** What the task requires **
Each of the lines below must be restated exactly.

** Input material **

____

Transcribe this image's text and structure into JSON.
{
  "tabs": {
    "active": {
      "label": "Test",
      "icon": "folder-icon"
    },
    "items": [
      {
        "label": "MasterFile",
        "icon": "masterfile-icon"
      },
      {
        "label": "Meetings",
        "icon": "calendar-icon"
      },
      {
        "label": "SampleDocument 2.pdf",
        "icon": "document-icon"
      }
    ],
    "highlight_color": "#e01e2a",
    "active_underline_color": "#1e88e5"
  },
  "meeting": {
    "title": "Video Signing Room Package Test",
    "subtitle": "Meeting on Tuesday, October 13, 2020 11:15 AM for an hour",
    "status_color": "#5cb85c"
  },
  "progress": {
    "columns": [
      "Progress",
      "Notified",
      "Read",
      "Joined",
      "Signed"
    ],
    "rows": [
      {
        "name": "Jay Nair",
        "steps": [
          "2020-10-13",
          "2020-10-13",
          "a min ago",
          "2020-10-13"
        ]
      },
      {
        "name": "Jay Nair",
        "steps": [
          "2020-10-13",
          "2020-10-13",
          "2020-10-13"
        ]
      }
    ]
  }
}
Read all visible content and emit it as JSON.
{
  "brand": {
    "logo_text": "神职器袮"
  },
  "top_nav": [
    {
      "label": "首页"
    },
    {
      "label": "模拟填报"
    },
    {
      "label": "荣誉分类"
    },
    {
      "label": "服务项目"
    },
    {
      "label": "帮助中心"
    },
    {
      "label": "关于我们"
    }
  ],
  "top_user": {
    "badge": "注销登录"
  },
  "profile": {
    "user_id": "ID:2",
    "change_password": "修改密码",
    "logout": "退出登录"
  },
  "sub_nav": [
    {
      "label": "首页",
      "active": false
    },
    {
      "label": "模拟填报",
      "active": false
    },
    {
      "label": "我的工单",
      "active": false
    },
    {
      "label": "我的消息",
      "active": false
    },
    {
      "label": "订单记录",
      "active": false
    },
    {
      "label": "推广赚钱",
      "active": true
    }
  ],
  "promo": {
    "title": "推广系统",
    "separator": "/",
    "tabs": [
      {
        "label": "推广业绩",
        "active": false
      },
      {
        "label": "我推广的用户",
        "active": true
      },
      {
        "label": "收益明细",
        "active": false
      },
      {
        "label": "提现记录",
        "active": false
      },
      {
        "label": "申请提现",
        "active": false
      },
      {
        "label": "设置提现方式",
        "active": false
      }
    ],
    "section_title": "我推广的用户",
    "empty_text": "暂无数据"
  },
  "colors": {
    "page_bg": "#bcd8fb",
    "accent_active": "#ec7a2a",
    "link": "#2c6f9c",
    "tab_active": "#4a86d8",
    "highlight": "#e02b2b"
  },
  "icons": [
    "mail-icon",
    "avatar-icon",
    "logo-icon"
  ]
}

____

** Answer **
Transcribe this image's text and structure into JSON.
{
  "tabs": {
    "active": {
      "label": "Test",
      "icon": "folder-icon"
    },
    "items": [
      {
        "label": "MasterFile",
        "icon": "masterfile-icon"
      },
      {
        "label": "Meetings",
        "icon": "calendar-icon"
      },
      {
        "label": "SampleDocument 2.pdf",
        "icon": "document-icon"
      }
    ],
    "highlight_color": "#e01e2a",
    "active_underline_color": "#1e88e5"
  },
  "meeting": {
    "title": "Video Signing Room Package Test",
    "subtitle": "Meeting on Tuesday, October 13, 2020 11:15 AM for an hour",
    "status_color": "#5cb85c"
  },
  "progress": {
    "columns": [
      "Progress",
      "Notified",
      "Read",
      "Joined",
      "Signed"
    ],
    "rows": [
      {
        "name": "Jay Nair",
        "steps": [
          "2020-10-13",
          "2020-10-13",
          "a min ago",
          "2020-10-13"
        ]
      },
      {
        "name": "Jay Nair",
        "steps": [
          "2020-10-13",
          "2020-10-13",
          "2020-10-13"
        ]
      }
    ]
  }
}
Read all visible content and emit it as JSON.
{
  "brand": {
    "logo_text": "神职器袮"
  },
  "top_nav": [
    {
      "label": "首页"
    },
    {
      "label": "模拟填报"
    },
    {
      "label": "荣誉分类"
    },
    {
      "label": "服务项目"
    },
    {
      "label": "帮助中心"
    },
    {
      "label": "关于我们"
    }
  ],
  "top_user": {
    "badge": "注销登录"
  },
  "profile": {
    "user_id": "ID:2",
    "change_password": "修改密码",
    "logout": "退出登录"
  },
  "sub_nav": [
    {
      "label": "首页",
      "active": false
    },
    {
      "label": "模拟填报",
      "active": false
    },
    {
      "label": "我的工单",
      "active": false
    },
    {
      "label": "我的消息",
      "active": false
    },
    {
      "label": "订单记录",
      "active": false
    },
    {
      "label": "推广赚钱",
      "active": true
    }
  ],
  "promo": {
    "title": "推广系统",
    "separator": "/",
    "tabs": [
      {
        "label": "推广业绩",
        "active": false
      },
      {
        "label": "我推广的用户",
        "active": true
      },
      {
        "label": "收益明细",
        "active": false
      },
      {
        "label": "提现记录",
        "active": false
      },
      {
        "label": "申请提现",
        "active": false
      },
      {
        "label": "设置提现方式",
        "active": false
      }
    ],
    "section_title": "我推广的用户",
    "empty_text": "暂无数据"
  },
  "colors": {
    "page_bg": "#bcd8fb",
    "accent_active": "#ec7a2a",
    "link": "#2c6f9c",
    "tab_active": "#4a86d8",
    "highlight": "#e02b2b"
  },
  "icons": [
    "mail-icon",
    "avatar-icon",
    "logo-icon"
  ]
}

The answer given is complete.